*** MATERIAL PROVIDED
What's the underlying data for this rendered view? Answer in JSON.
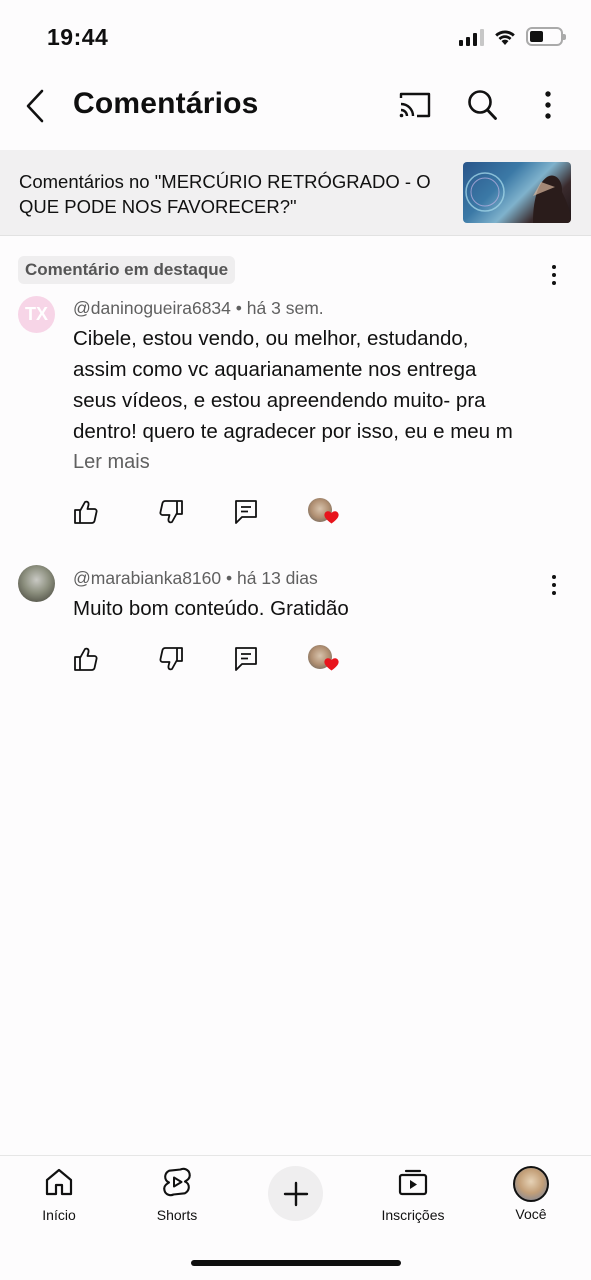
{
  "status_bar": {
    "time": "19:44"
  },
  "header": {
    "title": "Comentários"
  },
  "context": {
    "text": "Comentários no \"MERCÚRIO RETRÓGRADO - O QUE PODE NOS FAVORECER?\""
  },
  "comments": [
    {
      "badge": "Comentário em destaque",
      "avatar_initials": "TX",
      "author": "@daninogueira6834",
      "time": "há 3 sem.",
      "lines": [
        "Cibele, estou vendo, ou melhor, estudando,",
        "assim como vc aquarianamente nos entrega",
        "seus vídeos, e estou apreendendo muito- pra",
        "dentro! quero te agradecer por isso, eu e meu m"
      ],
      "read_more": "Ler mais"
    },
    {
      "author": "@marabianka8160",
      "time": "há 13 dias",
      "lines": [
        "Muito bom conteúdo.  Gratidão"
      ]
    }
  ],
  "separator": "•",
  "bottom_nav": {
    "home": "Início",
    "shorts": "Shorts",
    "subscriptions": "Inscrições",
    "you": "Você"
  },
  "colors": {
    "heart": "#e8141c",
    "text_secondary": "#606060"
  }
}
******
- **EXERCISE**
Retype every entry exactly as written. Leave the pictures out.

- **OUTPUT OF THE TASK**
What's the underlying data for this rendered view? Answer in JSON.
{
  "status_bar": {
    "time": "19:44"
  },
  "header": {
    "title": "Comentários"
  },
  "context": {
    "text": "Comentários no \"MERCÚRIO RETRÓGRADO - O QUE PODE NOS FAVORECER?\""
  },
  "comments": [
    {
      "badge": "Comentário em destaque",
      "avatar_initials": "TX",
      "author": "@daninogueira6834",
      "time": "há 3 sem.",
      "lines": [
        "Cibele, estou vendo, ou melhor, estudando,",
        "assim como vc aquarianamente nos entrega",
        "seus vídeos, e estou apreendendo muito- pra",
        "dentro! quero te agradecer por isso, eu e meu m"
      ],
      "read_more": "Ler mais"
    },
    {
      "author": "@marabianka8160",
      "time": "há 13 dias",
      "lines": [
        "Muito bom conteúdo.  Gratidão"
      ]
    }
  ],
  "separator": "•",
  "bottom_nav": {
    "home": "Início",
    "shorts": "Shorts",
    "subscriptions": "Inscrições",
    "you": "Você"
  },
  "colors": {
    "heart": "#e8141c",
    "text_secondary": "#606060"
  }
}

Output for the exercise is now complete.